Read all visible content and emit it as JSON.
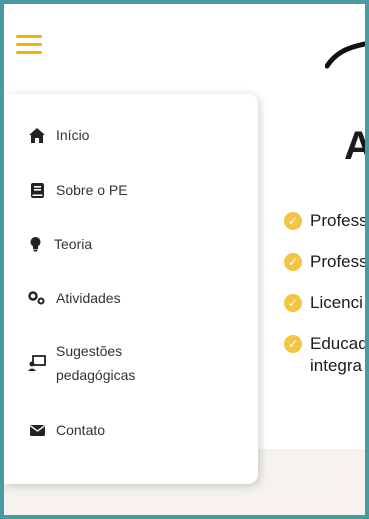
{
  "menu": {
    "items": [
      {
        "label": "Início",
        "icon": "home-icon"
      },
      {
        "label": "Sobre o PE",
        "icon": "book-icon"
      },
      {
        "label": "Teoria",
        "icon": "lightbulb-icon"
      },
      {
        "label": "Atividades",
        "icon": "cogs-icon"
      },
      {
        "label_line1": "Sugestões",
        "label_line2": "pedagógicas",
        "icon": "chalkboard-teacher-icon"
      },
      {
        "label": "Contato",
        "icon": "envelope-icon"
      }
    ]
  },
  "background": {
    "heading_fragment": "A",
    "list": [
      {
        "text": "Profess"
      },
      {
        "text": "Profess"
      },
      {
        "text": "Licenci"
      },
      {
        "text_line1": "Educad",
        "text_line2": "integra"
      }
    ]
  },
  "colors": {
    "frame": "#4a9aa3",
    "accent": "#f0b400",
    "check": "#f4c542"
  }
}
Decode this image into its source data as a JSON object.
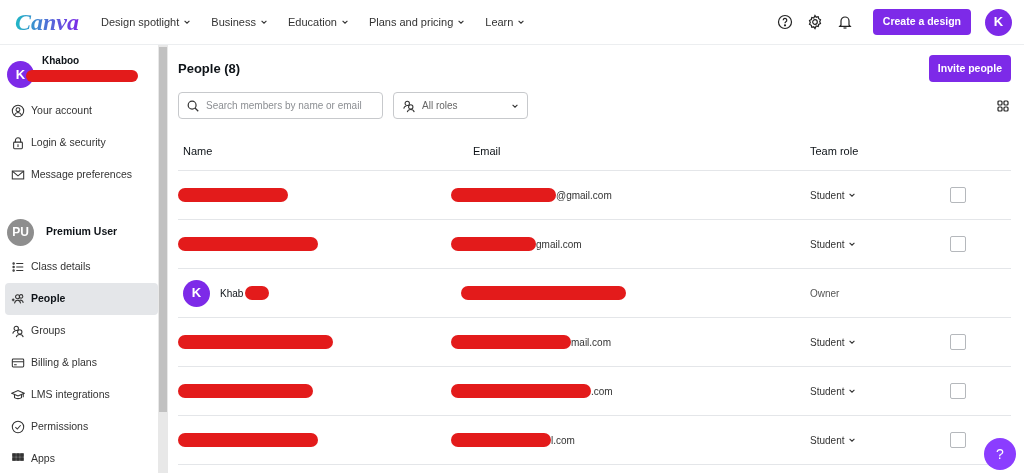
{
  "topnav": {
    "logo": "Canva",
    "menu": [
      {
        "label": "Design spotlight"
      },
      {
        "label": "Business"
      },
      {
        "label": "Education"
      },
      {
        "label": "Plans and pricing"
      },
      {
        "label": "Learn"
      }
    ],
    "create_button": "Create a design",
    "avatar": "K"
  },
  "sidebar": {
    "user": {
      "avatar": "K",
      "name": "Khaboo"
    },
    "account_items": [
      {
        "label": "Your account",
        "selected": false
      },
      {
        "label": "Login & security",
        "selected": false
      },
      {
        "label": "Message preferences",
        "selected": false
      }
    ],
    "team": {
      "avatar": "PU",
      "name": "Premium User"
    },
    "team_items": [
      {
        "label": "Class details",
        "selected": false
      },
      {
        "label": "People",
        "selected": true
      },
      {
        "label": "Groups",
        "selected": false
      },
      {
        "label": "Billing & plans",
        "selected": false
      },
      {
        "label": "LMS integrations",
        "selected": false
      },
      {
        "label": "Permissions",
        "selected": false
      },
      {
        "label": "Apps",
        "selected": false
      }
    ]
  },
  "main": {
    "title": "People (8)",
    "invite_button": "Invite people",
    "search": {
      "placeholder": "Search members by name or email"
    },
    "role_filter": "All roles",
    "table": {
      "columns": [
        "Name",
        "Email",
        "Team role"
      ],
      "rows": [
        {
          "kind": "member",
          "email": "@gmail.com",
          "role": "Student",
          "checked": false
        },
        {
          "kind": "member",
          "email": "gmail.com",
          "role": "Student",
          "checked": false
        },
        {
          "kind": "owner",
          "avatar": "K",
          "name": "Khab",
          "role": "Owner"
        },
        {
          "kind": "member",
          "email": "mail.com",
          "role": "Student",
          "checked": false
        },
        {
          "kind": "member",
          "email": ".com",
          "role": "Student",
          "checked": false
        },
        {
          "kind": "member",
          "email": "l.com",
          "role": "Student",
          "checked": false
        }
      ]
    }
  },
  "help_button": "?"
}
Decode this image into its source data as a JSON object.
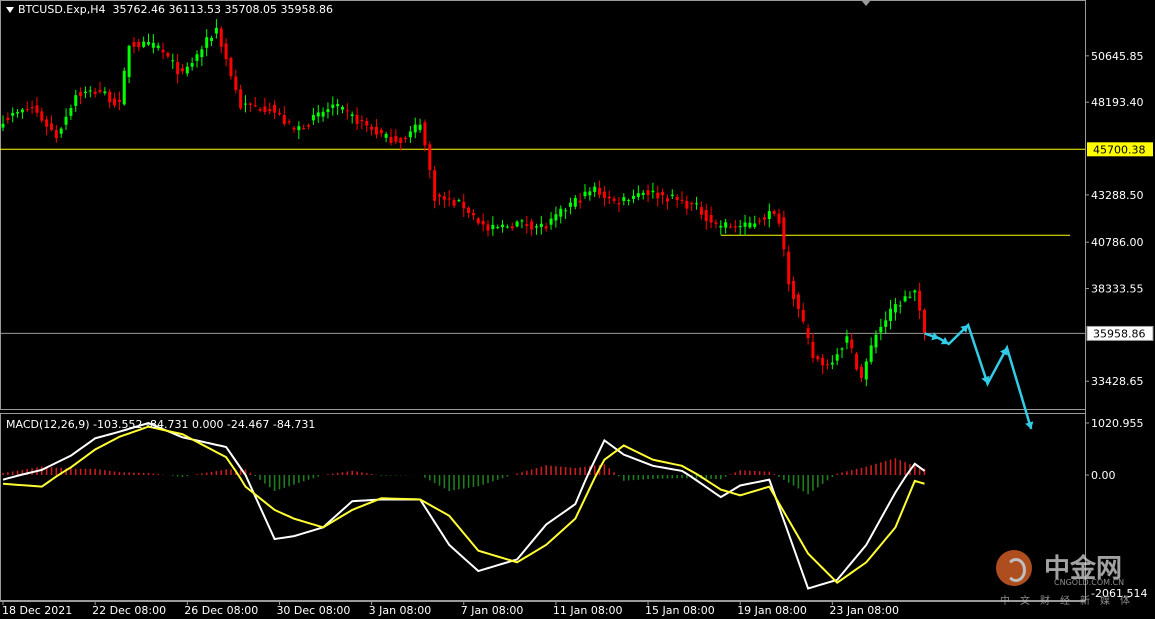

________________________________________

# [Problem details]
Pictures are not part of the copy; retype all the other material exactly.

# [Reply to the task]
Read all visible content and emit it as JSON.
{
  "menu": {
    "items": [
      {
        "label": "Início",
        "icon": "home-icon"
      },
      {
        "label": "Sobre o PE",
        "icon": "book-icon"
      },
      {
        "label": "Teoria",
        "icon": "lightbulb-icon"
      },
      {
        "label": "Atividades",
        "icon": "cogs-icon"
      },
      {
        "label_line1": "Sugestões",
        "label_line2": "pedagógicas",
        "icon": "chalkboard-teacher-icon"
      },
      {
        "label": "Contato",
        "icon": "envelope-icon"
      }
    ]
  },
  "background": {
    "heading_fragment": "A",
    "list": [
      {
        "text": "Profess"
      },
      {
        "text": "Profess"
      },
      {
        "text": "Licenci"
      },
      {
        "text_line1": "Educad",
        "text_line2": "integra"
      }
    ]
  },
  "colors": {
    "frame": "#4a9aa3",
    "accent": "#f0b400",
    "check": "#f4c542"
  }
}
Decode this image into its source data as a JSON object.
{
  "topnav": {
    "logo": "Canva",
    "menu": [
      {
        "label": "Design spotlight"
      },
      {
        "label": "Business"
      },
      {
        "label": "Education"
      },
      {
        "label": "Plans and pricing"
      },
      {
        "label": "Learn"
      }
    ],
    "create_button": "Create a design",
    "avatar": "K"
  },
  "sidebar": {
    "user": {
      "avatar": "K",
      "name": "Khaboo"
    },
    "account_items": [
      {
        "label": "Your account",
        "selected": false
      },
      {
        "label": "Login & security",
        "selected": false
      },
      {
        "label": "Message preferences",
        "selected": false
      }
    ],
    "team": {
      "avatar": "PU",
      "name": "Premium User"
    },
    "team_items": [
      {
        "label": "Class details",
        "selected": false
      },
      {
        "label": "People",
        "selected": true
      },
      {
        "label": "Groups",
        "selected": false
      },
      {
        "label": "Billing & plans",
        "selected": false
      },
      {
        "label": "LMS integrations",
        "selected": false
      },
      {
        "label": "Permissions",
        "selected": false
      },
      {
        "label": "Apps",
        "selected": false
      }
    ]
  },
  "main": {
    "title": "People (8)",
    "invite_button": "Invite people",
    "search": {
      "placeholder": "Search members by name or email"
    },
    "role_filter": "All roles",
    "table": {
      "columns": [
        "Name",
        "Email",
        "Team role"
      ],
      "rows": [
        {
          "kind": "member",
          "email": "@gmail.com",
          "role": "Student",
          "checked": false
        },
        {
          "kind": "member",
          "email": "gmail.com",
          "role": "Student",
          "checked": false
        },
        {
          "kind": "owner",
          "avatar": "K",
          "name": "Khab",
          "role": "Owner"
        },
        {
          "kind": "member",
          "email": "mail.com",
          "role": "Student",
          "checked": false
        },
        {
          "kind": "member",
          "email": ".com",
          "role": "Student",
          "checked": false
        },
        {
          "kind": "member",
          "email": "l.com",
          "role": "Student",
          "checked": false
        }
      ]
    }
  },
  "help_button": "?"
}
Decode this image into its source data as a JSON object.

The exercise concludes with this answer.